Omit the images, then output each of the records below exactly.

── EXERCISE MATERIALS ──

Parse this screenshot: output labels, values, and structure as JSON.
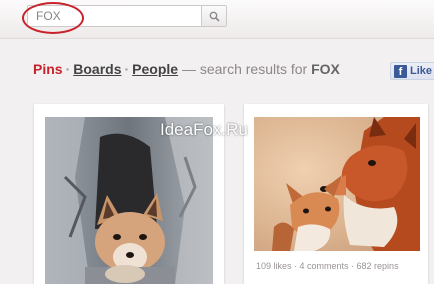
{
  "search": {
    "value": "FOX",
    "button_icon": "search-icon"
  },
  "results": {
    "pins_label": "Pins",
    "boards_label": "Boards",
    "people_label": "People",
    "separator": "·",
    "prefix_text": "— search results for",
    "query": "FOX"
  },
  "facebook": {
    "button_icon": "facebook-icon",
    "label": "Like"
  },
  "watermark": "IdeaFox.Ru",
  "pins": [
    {
      "image": "fox-kit-in-tree-trunk-photo"
    },
    {
      "image": "two-foxes-nuzzling-photo",
      "stats": "109 likes  ·  4 comments  ·  682 repins"
    }
  ],
  "colors": {
    "brand_red": "#c8232c",
    "facebook_blue": "#3b5998"
  }
}
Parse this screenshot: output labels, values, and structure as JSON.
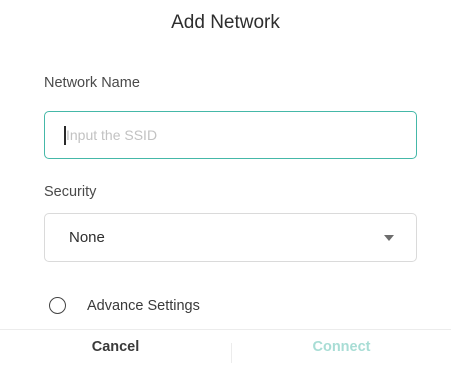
{
  "dialog": {
    "title": "Add Network"
  },
  "network_name": {
    "label": "Network Name",
    "placeholder": "Input the SSID",
    "value": ""
  },
  "security": {
    "label": "Security",
    "selected": "None"
  },
  "advance_settings": {
    "label": "Advance Settings",
    "checked": false
  },
  "footer": {
    "cancel_label": "Cancel",
    "connect_label": "Connect"
  },
  "colors": {
    "accent": "#45b8a8",
    "connect_disabled": "#a8ddd5"
  },
  "icons": {
    "dropdown": "caret-down-icon",
    "radio": "radio-unchecked-icon"
  }
}
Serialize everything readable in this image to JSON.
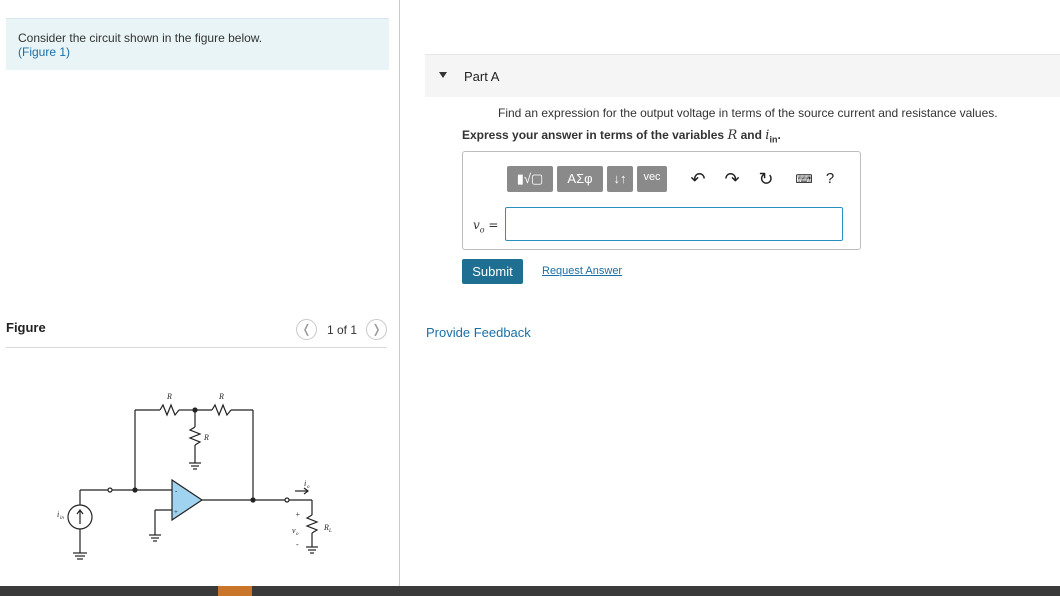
{
  "intro": {
    "text": "Consider the circuit shown in the figure below.",
    "figure_link": "(Figure 1)"
  },
  "figure": {
    "heading": "Figure",
    "pager": "1 of 1",
    "prev_icon": "chevron-left-icon",
    "next_icon": "chevron-right-icon",
    "circuit_labels": {
      "r_top_left": "R",
      "r_top_right": "R",
      "r_vertical": "R",
      "source": "i",
      "source_sub": "in",
      "current_out": "i",
      "current_out_sub": "o",
      "plus": "+",
      "minus": "-",
      "vout": "v",
      "vout_sub": "o",
      "load": "R",
      "load_sub": "L",
      "opamp_minus": "-",
      "opamp_plus": "+"
    }
  },
  "part": {
    "title": "Part A",
    "question": "Find an expression for the output voltage in terms of the source current and resistance values.",
    "express_prefix": "Express your answer in terms of the variables ",
    "var_r": "R",
    "express_and": " and ",
    "var_i": "i",
    "var_i_sub": "in",
    "express_suffix": "."
  },
  "toolbar": {
    "templates": "▮√▢",
    "greek": "ΑΣφ",
    "arrows": "↓↑",
    "vec": "vec",
    "undo_icon": "undo-icon",
    "redo_icon": "redo-icon",
    "reset_icon": "reset-icon",
    "keyboard_icon": "keyboard-icon",
    "help": "?"
  },
  "answer": {
    "label": "v",
    "label_sub": "o",
    "equals": " =",
    "value": ""
  },
  "buttons": {
    "submit": "Submit",
    "request": "Request Answer"
  },
  "feedback": "Provide Feedback"
}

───

RESULT OF THIS EXERCISE:
Parse this screenshot: output labels, values, and structure as JSON.
{
  "search": {
    "value": "FOX",
    "button_icon": "search-icon"
  },
  "results": {
    "pins_label": "Pins",
    "boards_label": "Boards",
    "people_label": "People",
    "separator": "·",
    "prefix_text": "— search results for",
    "query": "FOX"
  },
  "facebook": {
    "button_icon": "facebook-icon",
    "label": "Like"
  },
  "watermark": "IdeaFox.Ru",
  "pins": [
    {
      "image": "fox-kit-in-tree-trunk-photo"
    },
    {
      "image": "two-foxes-nuzzling-photo",
      "stats": "109 likes  ·  4 comments  ·  682 repins"
    }
  ],
  "colors": {
    "brand_red": "#c8232c",
    "facebook_blue": "#3b5998"
  }
}
Parse this screenshot: output labels, values, and structure as JSON.
{
  "dialog": {
    "title": "Add Network"
  },
  "network_name": {
    "label": "Network Name",
    "placeholder": "Input the SSID",
    "value": ""
  },
  "security": {
    "label": "Security",
    "selected": "None"
  },
  "advance_settings": {
    "label": "Advance Settings",
    "checked": false
  },
  "footer": {
    "cancel_label": "Cancel",
    "connect_label": "Connect"
  },
  "colors": {
    "accent": "#45b8a8",
    "connect_disabled": "#a8ddd5"
  },
  "icons": {
    "dropdown": "caret-down-icon",
    "radio": "radio-unchecked-icon"
  }
}
Serialize everything readable in this image to JSON.
{
  "intro": {
    "text": "Consider the circuit shown in the figure below.",
    "figure_link": "(Figure 1)"
  },
  "figure": {
    "heading": "Figure",
    "pager": "1 of 1",
    "prev_icon": "chevron-left-icon",
    "next_icon": "chevron-right-icon",
    "circuit_labels": {
      "r_top_left": "R",
      "r_top_right": "R",
      "r_vertical": "R",
      "source": "i",
      "source_sub": "in",
      "current_out": "i",
      "current_out_sub": "o",
      "plus": "+",
      "minus": "-",
      "vout": "v",
      "vout_sub": "o",
      "load": "R",
      "load_sub": "L",
      "opamp_minus": "-",
      "opamp_plus": "+"
    }
  },
  "part": {
    "title": "Part A",
    "question": "Find an expression for the output voltage in terms of the source current and resistance values.",
    "express_prefix": "Express your answer in terms of the variables ",
    "var_r": "R",
    "express_and": " and ",
    "var_i": "i",
    "var_i_sub": "in",
    "express_suffix": "."
  },
  "toolbar": {
    "templates": "▮√▢",
    "greek": "ΑΣφ",
    "arrows": "↓↑",
    "vec": "vec",
    "undo_icon": "undo-icon",
    "redo_icon": "redo-icon",
    "reset_icon": "reset-icon",
    "keyboard_icon": "keyboard-icon",
    "help": "?"
  },
  "answer": {
    "label": "v",
    "label_sub": "o",
    "equals": " =",
    "value": ""
  },
  "buttons": {
    "submit": "Submit",
    "request": "Request Answer"
  },
  "feedback": "Provide Feedback"
}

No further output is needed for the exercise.